++++ DATASET RECORDS
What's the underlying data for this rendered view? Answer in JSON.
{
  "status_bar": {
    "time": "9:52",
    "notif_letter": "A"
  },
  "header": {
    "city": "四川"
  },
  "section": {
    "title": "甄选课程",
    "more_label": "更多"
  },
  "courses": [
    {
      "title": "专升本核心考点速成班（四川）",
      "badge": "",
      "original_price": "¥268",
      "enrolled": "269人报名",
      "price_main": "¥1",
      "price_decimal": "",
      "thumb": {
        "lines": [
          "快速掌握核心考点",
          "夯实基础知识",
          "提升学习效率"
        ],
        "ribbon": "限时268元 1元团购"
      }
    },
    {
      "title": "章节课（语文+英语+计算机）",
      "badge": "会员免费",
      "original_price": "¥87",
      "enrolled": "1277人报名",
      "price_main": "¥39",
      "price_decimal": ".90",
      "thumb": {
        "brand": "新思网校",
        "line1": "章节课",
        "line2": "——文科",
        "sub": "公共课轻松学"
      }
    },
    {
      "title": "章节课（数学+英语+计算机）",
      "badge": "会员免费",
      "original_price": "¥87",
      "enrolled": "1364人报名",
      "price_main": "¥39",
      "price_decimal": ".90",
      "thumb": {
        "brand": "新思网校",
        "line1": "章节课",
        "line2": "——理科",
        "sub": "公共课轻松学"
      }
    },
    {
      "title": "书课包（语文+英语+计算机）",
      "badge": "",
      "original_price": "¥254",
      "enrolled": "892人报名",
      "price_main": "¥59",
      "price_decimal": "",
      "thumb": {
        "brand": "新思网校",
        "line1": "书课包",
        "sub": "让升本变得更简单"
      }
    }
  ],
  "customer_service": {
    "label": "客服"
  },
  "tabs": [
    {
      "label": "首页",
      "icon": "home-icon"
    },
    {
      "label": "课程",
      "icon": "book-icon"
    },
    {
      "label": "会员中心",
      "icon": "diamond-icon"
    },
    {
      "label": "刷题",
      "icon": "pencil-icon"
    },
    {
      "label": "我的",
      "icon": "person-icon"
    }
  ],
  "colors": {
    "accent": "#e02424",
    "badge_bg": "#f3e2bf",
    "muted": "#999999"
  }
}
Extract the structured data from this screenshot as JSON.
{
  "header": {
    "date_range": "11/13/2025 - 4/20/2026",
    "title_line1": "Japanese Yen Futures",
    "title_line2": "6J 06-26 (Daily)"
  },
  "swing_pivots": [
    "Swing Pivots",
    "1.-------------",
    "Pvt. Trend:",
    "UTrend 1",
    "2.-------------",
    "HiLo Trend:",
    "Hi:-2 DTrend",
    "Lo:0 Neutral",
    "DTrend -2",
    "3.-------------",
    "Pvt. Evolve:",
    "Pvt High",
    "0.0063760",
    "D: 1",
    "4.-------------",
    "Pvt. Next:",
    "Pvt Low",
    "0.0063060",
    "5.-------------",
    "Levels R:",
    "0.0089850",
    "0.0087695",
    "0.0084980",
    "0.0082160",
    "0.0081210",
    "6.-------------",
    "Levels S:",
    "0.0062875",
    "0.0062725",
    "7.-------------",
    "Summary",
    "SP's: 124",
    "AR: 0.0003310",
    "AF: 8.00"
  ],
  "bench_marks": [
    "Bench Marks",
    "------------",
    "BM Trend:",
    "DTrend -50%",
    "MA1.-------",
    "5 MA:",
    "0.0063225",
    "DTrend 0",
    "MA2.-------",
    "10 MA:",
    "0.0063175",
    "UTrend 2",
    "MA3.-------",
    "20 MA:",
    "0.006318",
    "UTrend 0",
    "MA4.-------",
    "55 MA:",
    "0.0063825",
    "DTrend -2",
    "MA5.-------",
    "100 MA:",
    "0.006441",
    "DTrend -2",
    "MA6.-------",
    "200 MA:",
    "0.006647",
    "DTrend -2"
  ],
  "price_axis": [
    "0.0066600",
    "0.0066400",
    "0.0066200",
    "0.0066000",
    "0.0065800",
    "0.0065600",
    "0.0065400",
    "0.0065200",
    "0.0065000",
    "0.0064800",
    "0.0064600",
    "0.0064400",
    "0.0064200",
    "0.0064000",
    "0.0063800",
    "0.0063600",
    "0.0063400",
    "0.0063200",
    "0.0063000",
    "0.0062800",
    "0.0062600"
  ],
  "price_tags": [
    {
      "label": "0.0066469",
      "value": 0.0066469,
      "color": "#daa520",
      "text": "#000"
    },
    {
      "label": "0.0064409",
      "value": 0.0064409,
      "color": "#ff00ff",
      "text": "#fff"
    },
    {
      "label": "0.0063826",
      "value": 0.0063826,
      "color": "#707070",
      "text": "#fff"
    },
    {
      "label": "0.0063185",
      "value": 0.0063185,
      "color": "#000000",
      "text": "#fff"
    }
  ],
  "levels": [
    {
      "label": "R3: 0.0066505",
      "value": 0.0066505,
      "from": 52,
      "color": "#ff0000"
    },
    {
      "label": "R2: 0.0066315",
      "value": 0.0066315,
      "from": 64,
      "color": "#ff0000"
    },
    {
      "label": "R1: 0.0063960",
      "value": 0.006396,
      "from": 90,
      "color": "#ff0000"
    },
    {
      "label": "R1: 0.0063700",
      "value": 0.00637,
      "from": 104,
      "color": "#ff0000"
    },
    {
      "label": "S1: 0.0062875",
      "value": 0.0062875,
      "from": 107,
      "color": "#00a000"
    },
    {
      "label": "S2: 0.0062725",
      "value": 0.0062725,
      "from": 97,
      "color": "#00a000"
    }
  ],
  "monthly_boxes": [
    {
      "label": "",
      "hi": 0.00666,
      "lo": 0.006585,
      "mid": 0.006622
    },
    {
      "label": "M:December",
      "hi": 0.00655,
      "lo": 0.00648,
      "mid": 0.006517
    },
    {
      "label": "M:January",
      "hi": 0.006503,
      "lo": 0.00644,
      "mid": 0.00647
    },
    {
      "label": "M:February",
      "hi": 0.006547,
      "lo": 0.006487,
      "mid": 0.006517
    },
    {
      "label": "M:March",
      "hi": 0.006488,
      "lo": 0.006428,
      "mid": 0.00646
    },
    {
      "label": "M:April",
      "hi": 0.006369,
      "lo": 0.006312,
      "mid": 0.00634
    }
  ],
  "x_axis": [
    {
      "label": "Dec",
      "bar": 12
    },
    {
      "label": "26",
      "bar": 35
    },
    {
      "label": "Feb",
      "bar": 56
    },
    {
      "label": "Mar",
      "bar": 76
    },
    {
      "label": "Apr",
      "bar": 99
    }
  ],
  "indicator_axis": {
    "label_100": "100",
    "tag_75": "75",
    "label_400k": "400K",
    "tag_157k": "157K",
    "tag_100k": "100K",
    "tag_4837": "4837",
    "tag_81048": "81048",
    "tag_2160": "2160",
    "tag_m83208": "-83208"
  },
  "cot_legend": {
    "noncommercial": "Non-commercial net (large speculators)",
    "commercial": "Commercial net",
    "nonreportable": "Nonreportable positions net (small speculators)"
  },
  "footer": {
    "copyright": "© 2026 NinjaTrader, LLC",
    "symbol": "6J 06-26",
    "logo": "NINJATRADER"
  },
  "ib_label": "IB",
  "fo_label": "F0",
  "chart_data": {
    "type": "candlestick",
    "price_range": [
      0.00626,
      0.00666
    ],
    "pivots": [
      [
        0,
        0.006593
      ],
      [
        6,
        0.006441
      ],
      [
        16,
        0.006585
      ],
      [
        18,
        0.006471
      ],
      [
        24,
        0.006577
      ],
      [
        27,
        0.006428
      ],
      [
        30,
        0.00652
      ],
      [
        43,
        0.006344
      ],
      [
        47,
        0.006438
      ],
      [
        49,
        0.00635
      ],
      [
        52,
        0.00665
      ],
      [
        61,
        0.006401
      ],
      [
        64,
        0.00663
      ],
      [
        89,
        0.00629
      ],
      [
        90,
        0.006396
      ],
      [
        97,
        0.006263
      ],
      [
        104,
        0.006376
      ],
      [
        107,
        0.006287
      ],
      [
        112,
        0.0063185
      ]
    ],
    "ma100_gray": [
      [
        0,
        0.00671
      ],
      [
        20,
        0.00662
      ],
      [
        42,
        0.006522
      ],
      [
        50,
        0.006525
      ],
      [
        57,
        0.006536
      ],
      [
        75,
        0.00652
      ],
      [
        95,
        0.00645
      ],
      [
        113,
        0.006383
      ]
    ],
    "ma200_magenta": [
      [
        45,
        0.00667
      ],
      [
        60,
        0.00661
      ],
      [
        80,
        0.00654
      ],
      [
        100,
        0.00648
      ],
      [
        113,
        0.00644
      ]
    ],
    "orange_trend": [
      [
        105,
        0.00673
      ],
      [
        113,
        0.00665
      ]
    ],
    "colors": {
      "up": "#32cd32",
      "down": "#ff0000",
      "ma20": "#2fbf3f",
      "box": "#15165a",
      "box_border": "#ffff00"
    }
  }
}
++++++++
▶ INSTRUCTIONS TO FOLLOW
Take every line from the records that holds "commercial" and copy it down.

▶ EXERCISE RESPONSE
    "noncommercial": "Non-commercial net (large speculators)",
    "commercial": "Commercial net",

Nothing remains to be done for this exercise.